Of the many insects
we associate with ponds and riversides, the most spectacular is
the dragonfly. There are over a dozen species in New Zealand and
the largest, the giant dragonfly, Uropetala carovei, is a handsome
animal over 80mm long.
Dragonflies often have
brightly coloured and patterned bodies but it is their spectacular
aerobatic flight that first catches the eye. They are very ancient
insects with fossil; examples being found in rocks more than 300
million years old. Some of those had huge wingspans over half
a metre across.
have wings of a similar primitive design but they are masters
of the air. They can fly very fast (some estimates claim more
than 100km per hour) or hover motionless for long periods. They
are also highly manoeuvrable, jinking and dodging sideways, putting
on great turns of speed or sudden braking.
With the long straight
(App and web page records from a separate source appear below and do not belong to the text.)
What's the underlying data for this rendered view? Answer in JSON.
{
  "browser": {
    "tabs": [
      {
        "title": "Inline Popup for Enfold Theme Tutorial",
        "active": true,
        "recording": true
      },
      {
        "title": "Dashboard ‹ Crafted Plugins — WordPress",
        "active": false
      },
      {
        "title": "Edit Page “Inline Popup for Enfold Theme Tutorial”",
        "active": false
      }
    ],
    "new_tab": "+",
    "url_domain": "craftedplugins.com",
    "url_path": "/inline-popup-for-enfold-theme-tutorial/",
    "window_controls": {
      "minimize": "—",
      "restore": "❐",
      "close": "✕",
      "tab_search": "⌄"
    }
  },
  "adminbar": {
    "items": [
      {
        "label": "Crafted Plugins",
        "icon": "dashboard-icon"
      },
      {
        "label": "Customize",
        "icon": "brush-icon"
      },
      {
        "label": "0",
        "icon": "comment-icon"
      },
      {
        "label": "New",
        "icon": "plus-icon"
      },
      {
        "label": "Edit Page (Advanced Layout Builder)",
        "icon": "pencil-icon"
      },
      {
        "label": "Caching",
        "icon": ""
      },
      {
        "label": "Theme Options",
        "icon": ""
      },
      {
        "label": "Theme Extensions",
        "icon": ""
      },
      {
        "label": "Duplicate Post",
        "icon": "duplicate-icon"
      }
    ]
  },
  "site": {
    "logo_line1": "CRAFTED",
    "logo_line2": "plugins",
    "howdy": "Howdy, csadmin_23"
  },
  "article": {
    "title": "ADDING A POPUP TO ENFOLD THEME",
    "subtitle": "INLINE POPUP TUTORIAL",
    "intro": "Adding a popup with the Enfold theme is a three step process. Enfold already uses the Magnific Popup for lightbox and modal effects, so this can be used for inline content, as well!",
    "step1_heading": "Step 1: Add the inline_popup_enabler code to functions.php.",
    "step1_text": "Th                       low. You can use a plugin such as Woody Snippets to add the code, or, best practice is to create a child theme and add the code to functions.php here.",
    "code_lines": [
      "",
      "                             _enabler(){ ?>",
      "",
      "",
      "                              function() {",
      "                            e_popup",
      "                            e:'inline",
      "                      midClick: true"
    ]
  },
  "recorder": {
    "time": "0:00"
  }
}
abdomen behind, whirring wings and huge eyes on its large head,
the dragonfly is unmistakable.Its excellent sight and masterly
flight make it a formidable predator, taking other insects on
the wing. All quiet waterways make good hunting grounds as many
insects that have aquatic larvae visit to lay their eggs on the
water weeds or the water surface.
Dragonflies also lay
their eggs in water, often attached to weed. The nymphs are fully
aquatic, breathing through gills. Like the adults they too are
savage predators - but, instead of speed, they employ stealth
and a flashing weapon.
Many live in underwater
tunnels near the water's edge, hiding at the bottom during the
day. At night they lie in wait at the entrance for insects, spiders,
larvae or even tadpoles to pass close by. To trap these animals,
the dragonfly nymph has a remarkable lower lip: a long double
hinged plate with a pair of pincers on the end. It is called the
mask and is snapped out forwards to grasp prey and draw it back
into the mouth.